TASK STATEMENT
All that is needed is the listing, given back exactly.

THE DATA
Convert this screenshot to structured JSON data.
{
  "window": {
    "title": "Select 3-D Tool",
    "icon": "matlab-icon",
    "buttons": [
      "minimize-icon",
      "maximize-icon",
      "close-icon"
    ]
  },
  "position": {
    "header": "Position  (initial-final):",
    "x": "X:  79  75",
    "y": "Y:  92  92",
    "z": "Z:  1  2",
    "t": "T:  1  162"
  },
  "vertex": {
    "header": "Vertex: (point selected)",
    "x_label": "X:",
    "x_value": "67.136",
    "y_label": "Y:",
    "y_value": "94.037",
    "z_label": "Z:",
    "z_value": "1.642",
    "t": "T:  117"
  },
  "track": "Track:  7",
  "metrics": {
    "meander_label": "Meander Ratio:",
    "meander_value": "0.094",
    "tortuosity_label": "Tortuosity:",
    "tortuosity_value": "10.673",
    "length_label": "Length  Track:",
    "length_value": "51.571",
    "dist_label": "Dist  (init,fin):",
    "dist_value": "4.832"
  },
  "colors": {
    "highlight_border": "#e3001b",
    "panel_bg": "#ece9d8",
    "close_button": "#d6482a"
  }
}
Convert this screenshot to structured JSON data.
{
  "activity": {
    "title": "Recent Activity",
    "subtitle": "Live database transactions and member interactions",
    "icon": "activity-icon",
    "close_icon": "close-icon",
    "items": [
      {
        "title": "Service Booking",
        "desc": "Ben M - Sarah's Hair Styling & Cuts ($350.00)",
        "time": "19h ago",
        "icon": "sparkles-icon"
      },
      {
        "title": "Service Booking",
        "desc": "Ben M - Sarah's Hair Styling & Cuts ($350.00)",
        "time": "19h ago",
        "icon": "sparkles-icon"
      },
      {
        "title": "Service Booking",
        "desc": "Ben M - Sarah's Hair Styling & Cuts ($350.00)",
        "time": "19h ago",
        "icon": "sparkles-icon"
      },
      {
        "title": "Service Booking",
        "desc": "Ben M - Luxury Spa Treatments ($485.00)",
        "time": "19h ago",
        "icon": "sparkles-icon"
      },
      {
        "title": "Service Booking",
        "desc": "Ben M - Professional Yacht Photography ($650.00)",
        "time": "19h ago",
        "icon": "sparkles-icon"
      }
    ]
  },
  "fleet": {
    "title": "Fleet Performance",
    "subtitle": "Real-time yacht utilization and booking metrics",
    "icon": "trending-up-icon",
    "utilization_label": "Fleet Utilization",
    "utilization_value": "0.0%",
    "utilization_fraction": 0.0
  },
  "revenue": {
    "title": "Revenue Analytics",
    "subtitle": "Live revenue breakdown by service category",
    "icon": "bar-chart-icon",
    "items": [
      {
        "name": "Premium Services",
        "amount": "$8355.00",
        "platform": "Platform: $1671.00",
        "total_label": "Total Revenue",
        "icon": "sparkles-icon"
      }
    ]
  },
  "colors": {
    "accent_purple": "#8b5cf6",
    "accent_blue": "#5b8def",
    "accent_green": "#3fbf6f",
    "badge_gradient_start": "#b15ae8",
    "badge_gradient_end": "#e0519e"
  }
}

REPLY TO THE TASK
Convert this screenshot to structured JSON data.
{
  "window": {
    "title": "Select 3-D Tool",
    "icon": "matlab-icon",
    "buttons": [
      "minimize-icon",
      "maximize-icon",
      "close-icon"
    ]
  },
  "position": {
    "header": "Position  (initial-final):",
    "x": "X:  79  75",
    "y": "Y:  92  92",
    "z": "Z:  1  2",
    "t": "T:  1  162"
  },
  "vertex": {
    "header": "Vertex: (point selected)",
    "x_label": "X:",
    "x_value": "67.136",
    "y_label": "Y:",
    "y_value": "94.037",
    "z_label": "Z:",
    "z_value": "1.642",
    "t": "T:  117"
  },
  "track": "Track:  7",
  "metrics": {
    "meander_label": "Meander Ratio:",
    "meander_value": "0.094",
    "tortuosity_label": "Tortuosity:",
    "tortuosity_value": "10.673",
    "length_label": "Length  Track:",
    "length_value": "51.571",
    "dist_label": "Dist  (init,fin):",
    "dist_value": "4.832"
  },
  "colors": {
    "highlight_border": "#e3001b",
    "panel_bg": "#ece9d8",
    "close_button": "#d6482a"
  }
}
Convert this screenshot to structured JSON data.
{
  "activity": {
    "title": "Recent Activity",
    "subtitle": "Live database transactions and member interactions",
    "icon": "activity-icon",
    "close_icon": "close-icon",
    "items": [
      {
        "title": "Service Booking",
        "desc": "Ben M - Sarah's Hair Styling & Cuts ($350.00)",
        "time": "19h ago",
        "icon": "sparkles-icon"
      },
      {
        "title": "Service Booking",
        "desc": "Ben M - Sarah's Hair Styling & Cuts ($350.00)",
        "time": "19h ago",
        "icon": "sparkles-icon"
      },
      {
        "title": "Service Booking",
        "desc": "Ben M - Sarah's Hair Styling & Cuts ($350.00)",
        "time": "19h ago",
        "icon": "sparkles-icon"
      },
      {
        "title": "Service Booking",
        "desc": "Ben M - Luxury Spa Treatments ($485.00)",
        "time": "19h ago",
        "icon": "sparkles-icon"
      },
      {
        "title": "Service Booking",
        "desc": "Ben M - Professional Yacht Photography ($650.00)",
        "time": "19h ago",
        "icon": "sparkles-icon"
      }
    ]
  },
  "fleet": {
    "title": "Fleet Performance",
    "subtitle": "Real-time yacht utilization and booking metrics",
    "icon": "trending-up-icon",
    "utilization_label": "Fleet Utilization",
    "utilization_value": "0.0%",
    "utilization_fraction": 0.0
  },
  "revenue": {
    "title": "Revenue Analytics",
    "subtitle": "Live revenue breakdown by service category",
    "icon": "bar-chart-icon",
    "items": [
      {
        "name": "Premium Services",
        "amount": "$8355.00",
        "platform": "Platform: $1671.00",
        "total_label": "Total Revenue",
        "icon": "sparkles-icon"
      }
    ]
  },
  "colors": {
    "accent_purple": "#8b5cf6",
    "accent_blue": "#5b8def",
    "accent_green": "#3fbf6f",
    "badge_gradient_start": "#b15ae8",
    "badge_gradient_end": "#e0519e"
  }
}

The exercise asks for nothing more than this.